Private hospitals and healthcare professionals have faced constant criticism from Health Minister Aaron Motsoaledi for the role he perceives them to be playing in driving up the cost of healthcare.
Last year he published a discussion document proposing a voluntary price-negotiating system for funders and providers, overseen by an independent arbiter, but met resistance from private hospitals which say participating in such a scheme would amount to price collusion and breach competition law.
Now it appears Dr Motsoaledi is considering a stronger approach, and is exploring the options for regulating all hospitals.
"Certainly the minister is looking at some kind of regulatory environment for hospitals (both public and private)," his spokesman, Fidel Hadebe, said yesterday.
"As to the exact architecture, I’m not aware of any decisions yet, (but) there would be a new regime."
Dr Goqwana said he would scrutinise the legislation that governed the private hospital industry and assess whether existing laws could be amended, or whether a new act of Parliament would be required to regulate them. He said the only sector of health provision that is not regulated in SA is hospitals. "Professionals are regulated by the Health Professions Council of SA, medical schemes are regulated by the Council for Medical Schemes," he said in an interview after his committee’s meeting yesterday.
Private hospital fees constituted 37% of medical scheme claims’ costs in 2009, according to the Council for Medical Schemes’ annual report.
Specialists took 22% of the pie, and medicines 17%.
Briefing the committee yesterday, Hasa chairman Nkaki Matlala said it was not true that hospitals dominated price negotiations with funders, as five medical scheme administrators negotiated collectively for more than 70% of medical scheme members.
"There is a balance of power," he said. "It’s not the profit hospitals make that makes them expensive, it’s the inputs we have."
About 40% of the average hospital bill generated no profits, as it was constituted of items such as medicines, surgical items and consumables which were provided at cost price.
"It is said (by the Council for Medical Schemes) that payments to private hospitals made up 33% of medical schemes’ gross contribution income of R848m.
"If private hospitals stripped out all profits, payments to private hospitals would decrease to about 27,9% of medical schemes’ gross contribution income. If there was a commensurate reduction in medical scheme contributions, a person who paid R890 a month would pay only R63 less."
Increased utilisation was partially responsible for the rise in medical schemes’ spending on private hospitals, and accounted for 40% of the increase in hospital claims between 1998 and 2006, Dr Matlala said. "It is not right to compare the costs in the private and public sector … the playing field is not level. Private hospitals pay VAT and drug prices that are 50%- 70% higher," he said.

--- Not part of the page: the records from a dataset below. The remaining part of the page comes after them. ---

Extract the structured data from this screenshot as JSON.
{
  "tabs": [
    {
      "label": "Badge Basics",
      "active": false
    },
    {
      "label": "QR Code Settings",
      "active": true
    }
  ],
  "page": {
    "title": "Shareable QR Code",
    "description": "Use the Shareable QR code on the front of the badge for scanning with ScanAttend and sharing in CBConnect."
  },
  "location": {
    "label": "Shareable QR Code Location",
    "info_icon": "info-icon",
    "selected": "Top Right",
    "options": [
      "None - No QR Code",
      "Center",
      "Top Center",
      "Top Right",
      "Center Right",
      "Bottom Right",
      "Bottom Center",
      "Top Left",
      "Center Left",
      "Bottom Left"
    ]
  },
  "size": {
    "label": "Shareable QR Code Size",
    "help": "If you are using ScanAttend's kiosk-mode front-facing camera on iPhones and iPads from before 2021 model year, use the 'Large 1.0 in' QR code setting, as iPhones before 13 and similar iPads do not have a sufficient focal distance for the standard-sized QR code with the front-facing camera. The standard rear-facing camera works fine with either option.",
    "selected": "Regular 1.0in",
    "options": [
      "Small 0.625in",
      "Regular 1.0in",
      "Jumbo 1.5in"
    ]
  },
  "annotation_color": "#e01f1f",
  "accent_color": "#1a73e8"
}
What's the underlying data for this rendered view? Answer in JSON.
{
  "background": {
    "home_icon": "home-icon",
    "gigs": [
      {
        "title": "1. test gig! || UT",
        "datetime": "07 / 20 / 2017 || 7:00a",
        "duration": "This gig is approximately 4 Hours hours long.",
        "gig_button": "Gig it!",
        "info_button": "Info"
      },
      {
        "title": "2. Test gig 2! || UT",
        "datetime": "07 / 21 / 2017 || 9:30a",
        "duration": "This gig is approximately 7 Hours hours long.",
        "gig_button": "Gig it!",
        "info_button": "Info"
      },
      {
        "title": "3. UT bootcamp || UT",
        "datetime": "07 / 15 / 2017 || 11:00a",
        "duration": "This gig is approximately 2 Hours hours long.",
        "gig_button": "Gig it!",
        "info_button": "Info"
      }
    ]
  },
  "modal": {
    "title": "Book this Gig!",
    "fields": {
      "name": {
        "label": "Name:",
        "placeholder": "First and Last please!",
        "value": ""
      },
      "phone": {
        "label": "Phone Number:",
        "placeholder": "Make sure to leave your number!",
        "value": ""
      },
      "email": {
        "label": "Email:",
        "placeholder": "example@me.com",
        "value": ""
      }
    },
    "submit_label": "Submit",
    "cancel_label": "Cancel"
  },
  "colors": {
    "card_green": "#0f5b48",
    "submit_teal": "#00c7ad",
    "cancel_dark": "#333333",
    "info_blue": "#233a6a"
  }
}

Dr Steenekamp warned of an international medical "arms race" also pushing up costs. "The easiest way to attract specialists (who attract patients) is to ensure lots of technology and spare capacity. We have more CAT scans, PET scans and MRI scans per patient than countries like the UK and … obviously the more capacity you have, the higher the unit costs," he said. With Sapa